Several CIS have expanded data display options to include a variety of graphs and textual formats. Some systems are using full-body line drawing to depict the location, size, and other attributes of wounds, lesions, and clinically significant surface abnormalities. Technology can allow the display of diagnostic quality radiographic images and the ability to store pictures, for example, charting the healing progress of a wound; however, the technology is used infrequently at point of care currently because of expense and space considerations. In the future, these images will need to be integrated into CIS patient records. Similarly, the use of sound in clinical systems has been limited to storing dictated notes or issuing alert signals. In future CIS, the use of sound technology will be expanded to support the recording of clinical sounds, such as breath sounds or cardiac murmurs, with playback on demand. Clinicians could then compare these attributes and determine patient progress.


Aggregate patient data forms the second needed level. Aggregate patient data has impact on clinical business management and decisions faced by institutions. Therefore, the efficacy of clinical processes in the entire institution must be examined critically. This critical examination can be accomplished only with appropriate data collection and analysis techniques within supporting CIS. Until now, much of the effort to collect and analyze aggregate information for patient outcomes has focused on physician practice. The institution that remains competitive in the future will be the one able to determine the best practices across all clinical disciplines. Additionally, contributions toward patient outcomes will need to be correlated to particular multidisciplinary groups and their changes in practice. Clinical information systems of the future must provide these aggregated data.


Clinical decision-making also will be aided by access to a variety of general and context-specific information and knowledge sources. Many institutions and CIS vendors are exploring access to professional literature, the Internet, and other sources of expert information and advice.



A combination of factors affecting the health care delivery system will impact the tools used by clinicians to deliver and document care. These factors include: a changing patient population, new therapies and technologies, and an increased emphasis on the effectiveness and efficiency of clinical services. To support these trends, future CIS must have both quantity and quality of data and information, and also the flexibility to migrate to newer care delivery and documentation methods.
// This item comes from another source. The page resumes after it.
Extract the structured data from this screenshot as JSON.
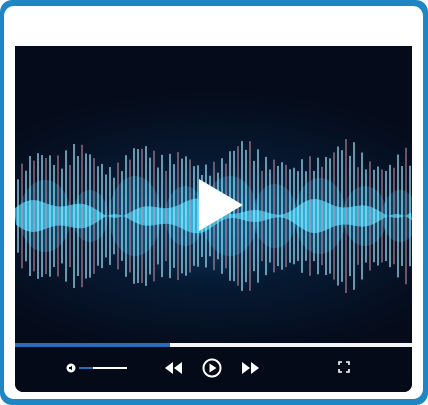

As the specialty of nursing informatics has gained credibility, experienced clinicians have become more vocal in expressing the needs of the nursing profession. With vendors' keen interest in expanding CIS functionality, nurses should not hesitate to take the lead in defining patient care automation needs, exploring opportunities to use existing technologies in new ways, and staying abreast of emerging applications in clinical information systems.